• _MATERIALS PROVIDED_
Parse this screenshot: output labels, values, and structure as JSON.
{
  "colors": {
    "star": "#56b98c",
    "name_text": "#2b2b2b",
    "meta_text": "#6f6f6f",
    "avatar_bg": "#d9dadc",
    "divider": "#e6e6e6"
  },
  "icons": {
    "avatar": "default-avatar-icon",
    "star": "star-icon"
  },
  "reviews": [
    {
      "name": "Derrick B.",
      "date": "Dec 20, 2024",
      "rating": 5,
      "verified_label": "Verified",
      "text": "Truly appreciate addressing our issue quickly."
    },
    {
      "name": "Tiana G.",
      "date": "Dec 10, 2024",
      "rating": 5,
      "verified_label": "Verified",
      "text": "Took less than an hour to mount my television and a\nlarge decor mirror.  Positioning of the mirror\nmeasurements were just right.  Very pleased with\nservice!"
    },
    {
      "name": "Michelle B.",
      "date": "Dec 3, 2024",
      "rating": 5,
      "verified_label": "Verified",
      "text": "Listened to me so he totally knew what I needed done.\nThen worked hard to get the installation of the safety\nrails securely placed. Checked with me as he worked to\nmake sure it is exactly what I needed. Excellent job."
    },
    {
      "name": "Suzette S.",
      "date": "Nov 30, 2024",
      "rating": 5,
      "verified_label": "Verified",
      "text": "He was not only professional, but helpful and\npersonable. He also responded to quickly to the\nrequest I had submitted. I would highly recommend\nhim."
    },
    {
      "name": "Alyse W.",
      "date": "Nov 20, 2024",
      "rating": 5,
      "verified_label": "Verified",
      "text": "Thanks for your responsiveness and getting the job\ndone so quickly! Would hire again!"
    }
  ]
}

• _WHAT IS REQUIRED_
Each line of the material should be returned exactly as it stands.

• _EXERCISE ANSWER_
Parse this screenshot: output labels, values, and structure as JSON.
{
  "colors": {
    "star": "#56b98c",
    "name_text": "#2b2b2b",
    "meta_text": "#6f6f6f",
    "avatar_bg": "#d9dadc",
    "divider": "#e6e6e6"
  },
  "icons": {
    "avatar": "default-avatar-icon",
    "star": "star-icon"
  },
  "reviews": [
    {
      "name": "Derrick B.",
      "date": "Dec 20, 2024",
      "rating": 5,
      "verified_label": "Verified",
      "text": "Truly appreciate addressing our issue quickly."
    },
    {
      "name": "Tiana G.",
      "date": "Dec 10, 2024",
      "rating": 5,
      "verified_label": "Verified",
      "text": "Took less than an hour to mount my television and a\nlarge decor mirror.  Positioning of the mirror\nmeasurements were just right.  Very pleased with\nservice!"
    },
    {
      "name": "Michelle B.",
      "date": "Dec 3, 2024",
      "rating": 5,
      "verified_label": "Verified",
      "text": "Listened to me so he totally knew what I needed done.\nThen worked hard to get the installation of the safety\nrails securely placed. Checked with me as he worked to\nmake sure it is exactly what I needed. Excellent job."
    },
    {
      "name": "Suzette S.",
      "date": "Nov 30, 2024",
      "rating": 5,
      "verified_label": "Verified",
      "text": "He was not only professional, but helpful and\npersonable. He also responded to quickly to the\nrequest I had submitted. I would highly recommend\nhim."
    },
    {
      "name": "Alyse W.",
      "date": "Nov 20, 2024",
      "rating": 5,
      "verified_label": "Verified",
      "text": "Thanks for your responsiveness and getting the job\ndone so quickly! Would hire again!"
    }
  ]
}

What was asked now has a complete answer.